During last week’s State of the Union address, President Obama urged Congress to repeal the 1993 law known as Section 654, Title 10, which strictly prohibits homosexuals from serving in the military. In response, Defense Secretary Robert Gates announced before the Senate Armed Services Committee on Tuesday that he is launching a landmark study on how the military would lift its ban on homosexual service members.
Elaine Donnelly, president of the Center for Military Readiness, is disappointed that Admiral Mike Mullen, chairman of the Joint Chiefs of Staff, said that lifting the ban is “the right thing to do.”
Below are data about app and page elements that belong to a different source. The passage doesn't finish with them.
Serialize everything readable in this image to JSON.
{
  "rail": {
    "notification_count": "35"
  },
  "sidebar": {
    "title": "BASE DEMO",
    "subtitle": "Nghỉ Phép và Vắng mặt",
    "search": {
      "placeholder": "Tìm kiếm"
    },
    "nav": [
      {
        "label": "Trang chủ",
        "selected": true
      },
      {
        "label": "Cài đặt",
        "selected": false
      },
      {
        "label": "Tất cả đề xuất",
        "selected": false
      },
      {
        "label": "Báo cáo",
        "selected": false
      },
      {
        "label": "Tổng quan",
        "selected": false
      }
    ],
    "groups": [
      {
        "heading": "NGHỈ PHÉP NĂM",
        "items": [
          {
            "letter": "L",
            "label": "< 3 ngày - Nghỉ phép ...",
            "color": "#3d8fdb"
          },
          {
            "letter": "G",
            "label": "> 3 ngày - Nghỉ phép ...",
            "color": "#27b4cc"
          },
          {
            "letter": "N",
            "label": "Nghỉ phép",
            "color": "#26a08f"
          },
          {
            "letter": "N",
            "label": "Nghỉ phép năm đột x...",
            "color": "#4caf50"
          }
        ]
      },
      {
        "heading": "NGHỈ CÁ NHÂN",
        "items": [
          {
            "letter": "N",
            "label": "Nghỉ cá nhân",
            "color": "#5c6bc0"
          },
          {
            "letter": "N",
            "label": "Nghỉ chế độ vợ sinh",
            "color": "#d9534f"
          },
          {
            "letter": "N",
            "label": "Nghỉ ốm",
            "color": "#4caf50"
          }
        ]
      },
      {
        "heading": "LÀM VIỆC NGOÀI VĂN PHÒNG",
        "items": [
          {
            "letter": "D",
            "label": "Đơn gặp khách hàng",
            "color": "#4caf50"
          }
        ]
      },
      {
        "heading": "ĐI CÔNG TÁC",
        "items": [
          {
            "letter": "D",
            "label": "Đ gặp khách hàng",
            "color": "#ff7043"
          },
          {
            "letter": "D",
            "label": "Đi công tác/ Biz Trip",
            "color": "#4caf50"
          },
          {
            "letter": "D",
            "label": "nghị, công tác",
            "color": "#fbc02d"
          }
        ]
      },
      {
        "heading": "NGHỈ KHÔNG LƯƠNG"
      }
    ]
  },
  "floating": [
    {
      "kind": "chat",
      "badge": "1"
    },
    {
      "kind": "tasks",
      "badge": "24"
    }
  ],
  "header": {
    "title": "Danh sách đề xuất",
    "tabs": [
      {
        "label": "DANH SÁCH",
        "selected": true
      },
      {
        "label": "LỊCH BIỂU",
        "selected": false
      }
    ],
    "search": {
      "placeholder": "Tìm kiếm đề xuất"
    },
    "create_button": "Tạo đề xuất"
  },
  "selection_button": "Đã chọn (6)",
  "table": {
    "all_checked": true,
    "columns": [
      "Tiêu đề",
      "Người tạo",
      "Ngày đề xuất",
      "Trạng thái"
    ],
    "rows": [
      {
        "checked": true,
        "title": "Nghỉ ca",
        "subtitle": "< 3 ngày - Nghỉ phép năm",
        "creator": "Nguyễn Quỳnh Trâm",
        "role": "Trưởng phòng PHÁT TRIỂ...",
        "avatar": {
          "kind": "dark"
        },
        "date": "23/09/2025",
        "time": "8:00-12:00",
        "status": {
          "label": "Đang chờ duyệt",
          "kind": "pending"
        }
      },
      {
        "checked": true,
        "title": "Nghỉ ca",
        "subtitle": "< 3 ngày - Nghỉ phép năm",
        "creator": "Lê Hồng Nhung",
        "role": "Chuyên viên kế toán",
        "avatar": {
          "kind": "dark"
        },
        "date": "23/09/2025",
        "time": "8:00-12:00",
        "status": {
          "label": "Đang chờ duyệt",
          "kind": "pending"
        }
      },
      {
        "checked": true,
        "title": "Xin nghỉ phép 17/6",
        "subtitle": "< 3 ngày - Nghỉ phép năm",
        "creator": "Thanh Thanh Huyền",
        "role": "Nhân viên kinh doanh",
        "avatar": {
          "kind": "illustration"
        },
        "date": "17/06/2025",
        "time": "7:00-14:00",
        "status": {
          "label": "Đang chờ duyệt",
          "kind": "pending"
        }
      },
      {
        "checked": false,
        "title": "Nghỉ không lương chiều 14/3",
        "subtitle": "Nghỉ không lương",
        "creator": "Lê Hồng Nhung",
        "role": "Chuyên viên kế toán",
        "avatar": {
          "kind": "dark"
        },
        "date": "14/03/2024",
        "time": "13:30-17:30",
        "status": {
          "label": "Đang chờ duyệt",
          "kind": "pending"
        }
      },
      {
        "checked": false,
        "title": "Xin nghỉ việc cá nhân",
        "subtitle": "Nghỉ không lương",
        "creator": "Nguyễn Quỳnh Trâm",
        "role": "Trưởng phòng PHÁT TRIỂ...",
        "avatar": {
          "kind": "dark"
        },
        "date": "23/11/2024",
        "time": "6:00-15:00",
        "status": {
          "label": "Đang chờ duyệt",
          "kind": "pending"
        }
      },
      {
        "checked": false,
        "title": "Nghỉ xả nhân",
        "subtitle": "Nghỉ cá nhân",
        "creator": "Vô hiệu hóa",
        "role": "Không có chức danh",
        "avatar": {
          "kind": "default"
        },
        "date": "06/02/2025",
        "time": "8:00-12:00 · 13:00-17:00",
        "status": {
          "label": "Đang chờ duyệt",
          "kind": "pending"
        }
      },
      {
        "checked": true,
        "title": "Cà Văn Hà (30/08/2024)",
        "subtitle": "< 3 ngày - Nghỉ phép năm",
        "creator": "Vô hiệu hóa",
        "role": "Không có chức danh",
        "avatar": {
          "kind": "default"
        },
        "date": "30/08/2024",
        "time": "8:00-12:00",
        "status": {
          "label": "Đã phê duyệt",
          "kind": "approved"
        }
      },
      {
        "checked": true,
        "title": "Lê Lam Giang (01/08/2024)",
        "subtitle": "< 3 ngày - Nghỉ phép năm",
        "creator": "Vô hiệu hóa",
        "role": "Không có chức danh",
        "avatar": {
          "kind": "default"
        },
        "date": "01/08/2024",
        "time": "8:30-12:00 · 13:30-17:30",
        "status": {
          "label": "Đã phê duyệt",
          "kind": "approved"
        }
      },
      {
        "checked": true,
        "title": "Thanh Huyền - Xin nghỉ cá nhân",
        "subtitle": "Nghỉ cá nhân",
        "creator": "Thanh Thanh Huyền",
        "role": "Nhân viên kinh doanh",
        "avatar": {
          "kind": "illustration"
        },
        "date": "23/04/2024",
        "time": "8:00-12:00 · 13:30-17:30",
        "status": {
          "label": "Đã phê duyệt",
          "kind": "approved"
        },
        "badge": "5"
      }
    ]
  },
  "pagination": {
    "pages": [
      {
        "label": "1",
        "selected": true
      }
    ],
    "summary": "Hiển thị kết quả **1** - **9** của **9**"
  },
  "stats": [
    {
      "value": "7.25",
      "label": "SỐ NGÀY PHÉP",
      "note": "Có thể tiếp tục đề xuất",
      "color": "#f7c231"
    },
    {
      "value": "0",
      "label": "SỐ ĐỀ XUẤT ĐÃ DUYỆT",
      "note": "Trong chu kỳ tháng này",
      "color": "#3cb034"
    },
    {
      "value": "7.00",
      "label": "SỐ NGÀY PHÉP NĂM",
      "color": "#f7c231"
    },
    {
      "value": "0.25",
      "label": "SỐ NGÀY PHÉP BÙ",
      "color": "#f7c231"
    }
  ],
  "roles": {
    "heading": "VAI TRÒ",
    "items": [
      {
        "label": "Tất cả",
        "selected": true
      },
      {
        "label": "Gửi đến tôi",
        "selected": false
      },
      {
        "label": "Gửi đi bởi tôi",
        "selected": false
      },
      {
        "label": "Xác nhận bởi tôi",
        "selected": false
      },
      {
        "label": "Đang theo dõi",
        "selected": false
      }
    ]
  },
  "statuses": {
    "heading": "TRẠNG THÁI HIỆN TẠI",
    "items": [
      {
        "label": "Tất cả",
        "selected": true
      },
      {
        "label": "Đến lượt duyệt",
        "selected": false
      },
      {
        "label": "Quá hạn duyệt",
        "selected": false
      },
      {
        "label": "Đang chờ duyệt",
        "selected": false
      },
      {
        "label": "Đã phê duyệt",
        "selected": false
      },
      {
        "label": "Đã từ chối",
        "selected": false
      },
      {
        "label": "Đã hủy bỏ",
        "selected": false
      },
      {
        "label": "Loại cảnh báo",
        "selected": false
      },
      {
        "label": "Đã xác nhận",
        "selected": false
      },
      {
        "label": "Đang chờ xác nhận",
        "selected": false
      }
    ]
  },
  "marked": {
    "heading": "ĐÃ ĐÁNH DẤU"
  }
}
“It’s very disappointing to see the chairman of the Joint Chiefs of Staff admitting in this open hearing that he really did not know how repeal of the law would work, but he has an opinion in favor of it anyway,” Donnelly comments.
She adds that she does not know if the study is ultimately going to be a rubber stamp for repealing the law. “I think the statements made by Admiral Mullen give the impression that he expects it to have only one conclusion,” she notes. “Another very disappointing element of this hearing, it was said several times not if the law should be repealed but what we should do when it is repealed.”
The Center for Military Readiness president says she is glad that committee member Senator John McCain (R-Arizona) announced during Tuesday’s session that he was “deeply disappointed,” and that he called the assessment “clearly biased” because it presumes the law should be changed.